Edrophone Chloride RX_link


Edrophone Chloride fda sheet

Edrophone_Chloride FDA

Edrophone Chloride msds (material safety sheet)

Edrophone Chloride Synthesis Reference

No information avaliable

Edrophone Chloride Molecular Weight

352.465 g/mol

Edrophone Chloride Melting Point

No information avaliable

Edrophone Chloride H2O Solubility

No information avaliable

Edrophone Chloride State


Edrophone Chloride LogP


Edrophone Chloride Dosage Forms

Powder for solution

Edrophone Chloride Indication

For the long-term intravenous treatment of primary pulmonary hypertension and pulmonary hypertension associated with the scleroderma spectrum of disease in NYHA Class III and Class IV patients who do not respond adequately to conventional therapy.

Edrophone Chloride Pharmacology

Epoprostenol has two major pharmacological actions: (1) direct vasodilation of pulmonary and systemic arterial vascular beds, and (2) inhibition of platelet aggregation. In animals, the vasodilatory effects reduce right and left ventricular afterload and increase cardiac output and stroke volume. The effect of epoprostenol on heart rate in animals varies with dose. At low doses, there is vagally mediated brudycardia, but at higher doses, epoprostenol causes reflex tachycardia in response to direct vasodilation and hypotension. No major effects on cardiac conduction have been observed. Additional pharmacologic effects of epoprostenol in animals include bronchodilation, inhibition of gastric acid secretion, and decreased gastric emptying. No available chemical assay is sufficiently sensitive and specific to assess the in vivo human pharmacokinetics of epoprostenol.

Edrophone Chloride Absorption

No information avaliable

Edrophone Chloride side effects and Toxicity

Symptoms of overdose are extensions of its dose-limiting pharmacologic effects and include flushing, headache, hypotension, nausea, vomiting, and diarrhea. Most events were self-limiting and resolved with reduction or withholding of epoprostenol. Single intravenous doses at 10 and 50 mg/kg (2703 and 27,027 times the recommended acute phase human dose based on body surface area) were lethal to mice and rats, respectively. Symptoms of acute toxicity were hypoactivity, ataxia, loss of righting reflex, deep slow breathing, and hypothermia.
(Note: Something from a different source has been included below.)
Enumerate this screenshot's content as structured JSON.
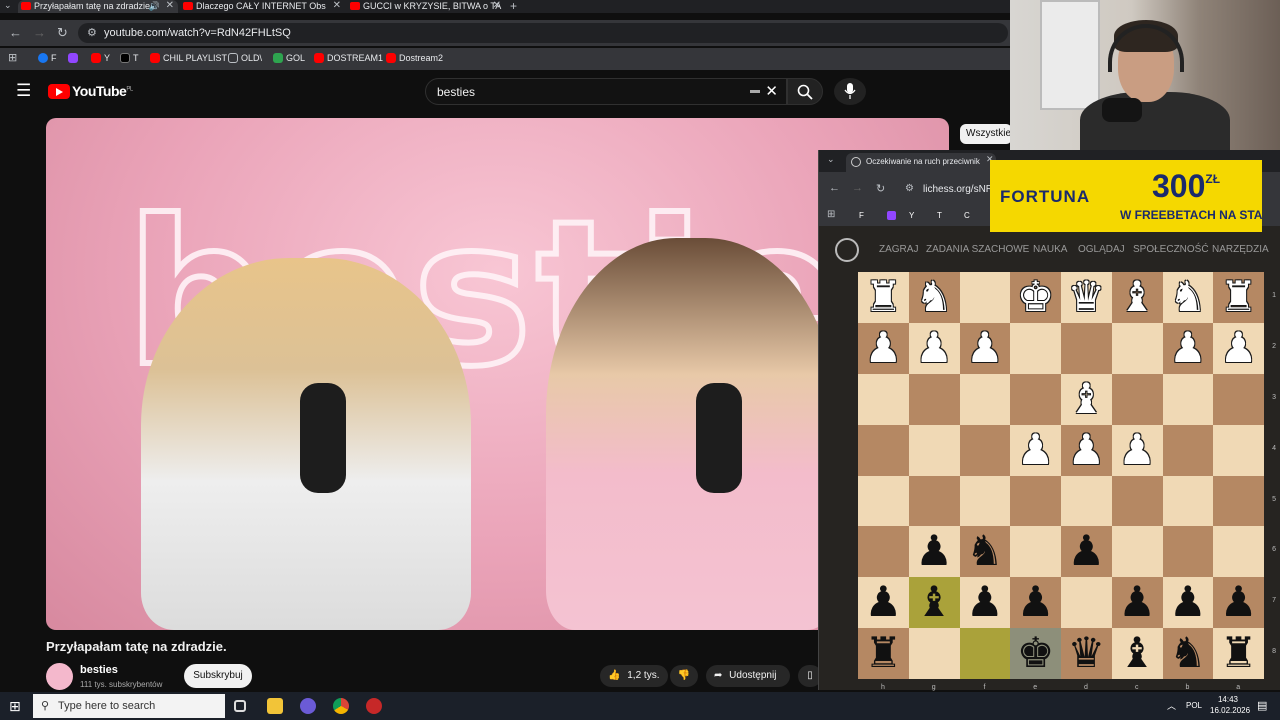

Edrophone Chloride Patient Information

Edrophone Chloride Organisms Affected

Humans and other mammals